For years, Richard Hamilton could be found in the back of Claudia Jewelry in Edgartown, creating classically styled rings and charms. He built a wholesale line, employed aspiring jewelers and created custom pieces. Then he moved to the Edgartown Jeweler’s Studio, a cooperative he started with three other jewelers including his mentee Kenneth Pillsworth.

But now, at age 67, Mr. Hamilton mostly works on commissions, creating detailed jewelry in a studio built into his Edgartown home. He likes to sit down with his customers, taking note of the jewelry they are wearing, their style, their habits, their vision, and their budget.

“I have to start creating a piece of a half hour period of just talking to them,” Mr. Hamilton said. “I have to start the development and close the sale, my father’s side of things.”
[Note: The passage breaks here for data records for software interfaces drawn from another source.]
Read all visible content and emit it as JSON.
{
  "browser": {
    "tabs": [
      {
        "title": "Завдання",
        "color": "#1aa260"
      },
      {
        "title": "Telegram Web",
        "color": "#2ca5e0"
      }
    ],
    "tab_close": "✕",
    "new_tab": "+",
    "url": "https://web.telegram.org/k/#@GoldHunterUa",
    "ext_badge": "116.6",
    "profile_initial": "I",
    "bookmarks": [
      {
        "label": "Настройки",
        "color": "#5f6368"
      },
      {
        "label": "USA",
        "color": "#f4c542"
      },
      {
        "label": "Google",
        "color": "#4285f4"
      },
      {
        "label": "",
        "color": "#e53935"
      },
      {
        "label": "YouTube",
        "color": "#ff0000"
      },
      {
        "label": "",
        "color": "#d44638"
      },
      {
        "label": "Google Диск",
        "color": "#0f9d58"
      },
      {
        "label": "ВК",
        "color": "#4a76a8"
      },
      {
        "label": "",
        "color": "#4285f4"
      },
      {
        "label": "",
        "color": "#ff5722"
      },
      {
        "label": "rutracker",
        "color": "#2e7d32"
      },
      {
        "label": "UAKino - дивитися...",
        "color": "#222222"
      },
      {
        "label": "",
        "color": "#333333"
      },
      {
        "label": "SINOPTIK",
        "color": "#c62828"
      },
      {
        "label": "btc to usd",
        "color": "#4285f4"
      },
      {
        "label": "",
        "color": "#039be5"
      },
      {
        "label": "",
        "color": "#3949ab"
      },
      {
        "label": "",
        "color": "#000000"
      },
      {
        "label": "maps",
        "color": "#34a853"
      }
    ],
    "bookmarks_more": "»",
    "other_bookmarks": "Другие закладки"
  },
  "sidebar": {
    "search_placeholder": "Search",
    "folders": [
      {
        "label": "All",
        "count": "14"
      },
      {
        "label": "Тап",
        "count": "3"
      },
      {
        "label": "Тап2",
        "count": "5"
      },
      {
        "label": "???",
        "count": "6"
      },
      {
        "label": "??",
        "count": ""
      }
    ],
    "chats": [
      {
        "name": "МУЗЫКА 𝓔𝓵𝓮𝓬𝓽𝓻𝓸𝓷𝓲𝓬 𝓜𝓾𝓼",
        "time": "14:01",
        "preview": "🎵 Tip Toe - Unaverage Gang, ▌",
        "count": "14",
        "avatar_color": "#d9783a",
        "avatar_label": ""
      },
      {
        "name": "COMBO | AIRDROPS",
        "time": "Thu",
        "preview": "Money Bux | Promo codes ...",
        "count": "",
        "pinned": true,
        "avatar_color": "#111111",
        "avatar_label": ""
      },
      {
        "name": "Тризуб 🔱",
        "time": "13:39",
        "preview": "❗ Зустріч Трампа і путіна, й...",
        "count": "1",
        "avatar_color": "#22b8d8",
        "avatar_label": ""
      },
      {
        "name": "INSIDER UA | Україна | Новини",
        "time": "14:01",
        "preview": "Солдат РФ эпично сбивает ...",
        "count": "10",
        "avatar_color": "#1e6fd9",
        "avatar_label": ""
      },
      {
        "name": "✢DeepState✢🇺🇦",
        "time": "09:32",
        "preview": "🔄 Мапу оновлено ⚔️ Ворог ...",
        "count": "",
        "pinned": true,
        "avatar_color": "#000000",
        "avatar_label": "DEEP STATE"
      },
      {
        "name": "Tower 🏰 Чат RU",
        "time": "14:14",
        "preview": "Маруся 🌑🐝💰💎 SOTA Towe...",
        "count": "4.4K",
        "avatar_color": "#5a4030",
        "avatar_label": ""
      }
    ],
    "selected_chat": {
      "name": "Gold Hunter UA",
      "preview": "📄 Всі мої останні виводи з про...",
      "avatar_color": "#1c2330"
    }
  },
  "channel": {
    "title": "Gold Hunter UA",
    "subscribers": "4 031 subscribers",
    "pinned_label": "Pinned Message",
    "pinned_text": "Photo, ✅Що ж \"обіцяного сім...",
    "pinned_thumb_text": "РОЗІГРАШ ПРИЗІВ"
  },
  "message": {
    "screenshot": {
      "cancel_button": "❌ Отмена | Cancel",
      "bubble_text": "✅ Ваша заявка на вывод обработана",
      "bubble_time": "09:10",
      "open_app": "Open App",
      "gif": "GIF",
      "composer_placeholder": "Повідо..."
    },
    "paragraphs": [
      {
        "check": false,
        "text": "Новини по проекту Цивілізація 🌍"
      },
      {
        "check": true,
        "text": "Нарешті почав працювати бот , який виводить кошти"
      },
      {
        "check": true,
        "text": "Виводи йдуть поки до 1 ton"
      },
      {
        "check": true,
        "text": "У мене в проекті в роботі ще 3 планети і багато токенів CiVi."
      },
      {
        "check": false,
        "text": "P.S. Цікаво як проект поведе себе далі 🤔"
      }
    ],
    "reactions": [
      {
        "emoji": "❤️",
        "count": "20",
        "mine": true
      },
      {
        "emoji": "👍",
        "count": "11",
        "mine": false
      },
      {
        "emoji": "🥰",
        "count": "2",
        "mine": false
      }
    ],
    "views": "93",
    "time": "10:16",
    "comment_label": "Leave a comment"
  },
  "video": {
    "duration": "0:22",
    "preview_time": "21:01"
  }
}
He first came to the Island in 1979 and settled in at Moonstone and Claudia Jewelry. — Jeanna Shepard

His father was a salesman, Mr. Hamilton explained, referring to his influence on the process.

Mr. Hamilton grew up in Scituate before moving to Atlanta, Ga. in high school. Though always interested in mineralogy, it wasn’t clear he would translate that interest into a career in jewelry. In the late 1960s, he studied engineering at Georgia Tech and was politically active, attending the counter inaugural demonstration in Washington against President Nixon, going to a memorial service for Dr. Martin Luther King Jr., and working for the Great Speckled Bird, an underground, progressive newspaper created in Atlanta. He floated between different social groups.

“I was hanging out in the street with street hippies, I was going to classes, I was hanging out in the political community with my roommates at 163rd street,” he said.

During that time, he also helped start the Atlanta Crafts Cooperative in an old laundromat.

“That’s about when I started making jewelry. I didn’t really have a lot of training or experience, I was kind of figuring it out myself,” he said. More than the technical skills needed to create a piece of jewelry, Mr. Hamilton learned the communication skills that he says are at the heart of how he makes jewelry.

Mr. Hamilton first came to the Island in 1979. The Island reminded him of Scituate, he said, and after traveling back and forth for a bit, he settled in, working for Moonstone and then Claudia.

The work is varied, but the main focus is rings and charms. — Jeanna Shepard

When creating custom pieces, he speaks with the customer four or five times during the process. He wants make sure the piece is developing into something they will cherish forever. It was while creating one such piece that he met his girlfriend of 15 years, Sharyn Sooho. Ms. Sooho, a divorce attorney, showed Mr. Hamilton a piece of jade reminiscent of her mother’s ring that had been stolen in a robbery. She hoped he could fashioned it into a ring.

“I knew exactly what to do with it,” Mr. Hamilton said. He created a ring cast in 18 karat gold with a scalloped design on the sides.

“She still wears it quite a bit,” he said.

Mr. Hamilton doesn’t limit himself to one style but does works mostly with rings and charms. While talking with the Gazette, he wore two of his own rings, both made with ancient coins, dating as far back as 130 BC.

“A skilled person would get paid one or two of these a day,” he said of the coins.

At Claudia Jewelery in Edgartown, Paula McFarland pulled out a selection of Mr. Hamilton’s rings and charms from the display case.

“Rick is a treasure,” she said.

Mr. Hamilton seemed bemused by his own place as a jeweler of note on the Island. “It was an accidental journey, I just kind of fell into it,” he said.